Work item |
Give back all of the records underneath exactly, with no omissions.

[Data about app and page elements]

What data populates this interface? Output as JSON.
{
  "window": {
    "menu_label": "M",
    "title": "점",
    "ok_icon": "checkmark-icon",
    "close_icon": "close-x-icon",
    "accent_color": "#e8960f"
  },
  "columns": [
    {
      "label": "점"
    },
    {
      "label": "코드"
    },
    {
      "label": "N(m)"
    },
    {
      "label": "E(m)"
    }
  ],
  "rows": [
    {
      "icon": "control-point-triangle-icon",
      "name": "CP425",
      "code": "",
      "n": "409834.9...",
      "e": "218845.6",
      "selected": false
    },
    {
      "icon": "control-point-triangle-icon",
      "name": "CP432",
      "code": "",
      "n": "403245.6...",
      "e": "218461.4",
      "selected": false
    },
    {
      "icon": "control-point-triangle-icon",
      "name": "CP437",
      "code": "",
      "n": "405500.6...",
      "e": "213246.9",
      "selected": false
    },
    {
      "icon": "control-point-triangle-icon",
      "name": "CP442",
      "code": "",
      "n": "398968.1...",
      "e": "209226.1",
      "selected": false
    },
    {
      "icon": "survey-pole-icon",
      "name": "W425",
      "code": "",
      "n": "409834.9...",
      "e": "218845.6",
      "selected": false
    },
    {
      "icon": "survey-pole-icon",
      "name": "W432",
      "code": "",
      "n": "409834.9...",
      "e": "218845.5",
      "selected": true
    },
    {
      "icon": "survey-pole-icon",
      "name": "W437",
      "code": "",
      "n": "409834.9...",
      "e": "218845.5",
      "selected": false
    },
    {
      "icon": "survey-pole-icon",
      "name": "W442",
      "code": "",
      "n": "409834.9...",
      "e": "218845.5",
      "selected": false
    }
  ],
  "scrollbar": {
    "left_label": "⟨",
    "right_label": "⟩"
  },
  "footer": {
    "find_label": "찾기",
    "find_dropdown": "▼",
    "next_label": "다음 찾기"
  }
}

Result of the exercise |
What data populates this interface? Output as JSON.
{
  "window": {
    "menu_label": "M",
    "title": "점",
    "ok_icon": "checkmark-icon",
    "close_icon": "close-x-icon",
    "accent_color": "#e8960f"
  },
  "columns": [
    {
      "label": "점"
    },
    {
      "label": "코드"
    },
    {
      "label": "N(m)"
    },
    {
      "label": "E(m)"
    }
  ],
  "rows": [
    {
      "icon": "control-point-triangle-icon",
      "name": "CP425",
      "code": "",
      "n": "409834.9...",
      "e": "218845.6",
      "selected": false
    },
    {
      "icon": "control-point-triangle-icon",
      "name": "CP432",
      "code": "",
      "n": "403245.6...",
      "e": "218461.4",
      "selected": false
    },
    {
      "icon": "control-point-triangle-icon",
      "name": "CP437",
      "code": "",
      "n": "405500.6...",
      "e": "213246.9",
      "selected": false
    },
    {
      "icon": "control-point-triangle-icon",
      "name": "CP442",
      "code": "",
      "n": "398968.1...",
      "e": "209226.1",
      "selected": false
    },
    {
      "icon": "survey-pole-icon",
      "name": "W425",
      "code": "",
      "n": "409834.9...",
      "e": "218845.6",
      "selected": false
    },
    {
      "icon": "survey-pole-icon",
      "name": "W432",
      "code": "",
      "n": "409834.9...",
      "e": "218845.5",
      "selected": true
    },
    {
      "icon": "survey-pole-icon",
      "name": "W437",
      "code": "",
      "n": "409834.9...",
      "e": "218845.5",
      "selected": false
    },
    {
      "icon": "survey-pole-icon",
      "name": "W442",
      "code": "",
      "n": "409834.9...",
      "e": "218845.5",
      "selected": false
    }
  ],
  "scrollbar": {
    "left_label": "⟨",
    "right_label": "⟩"
  },
  "footer": {
    "find_label": "찾기",
    "find_dropdown": "▼",
    "next_label": "다음 찾기"
  }
}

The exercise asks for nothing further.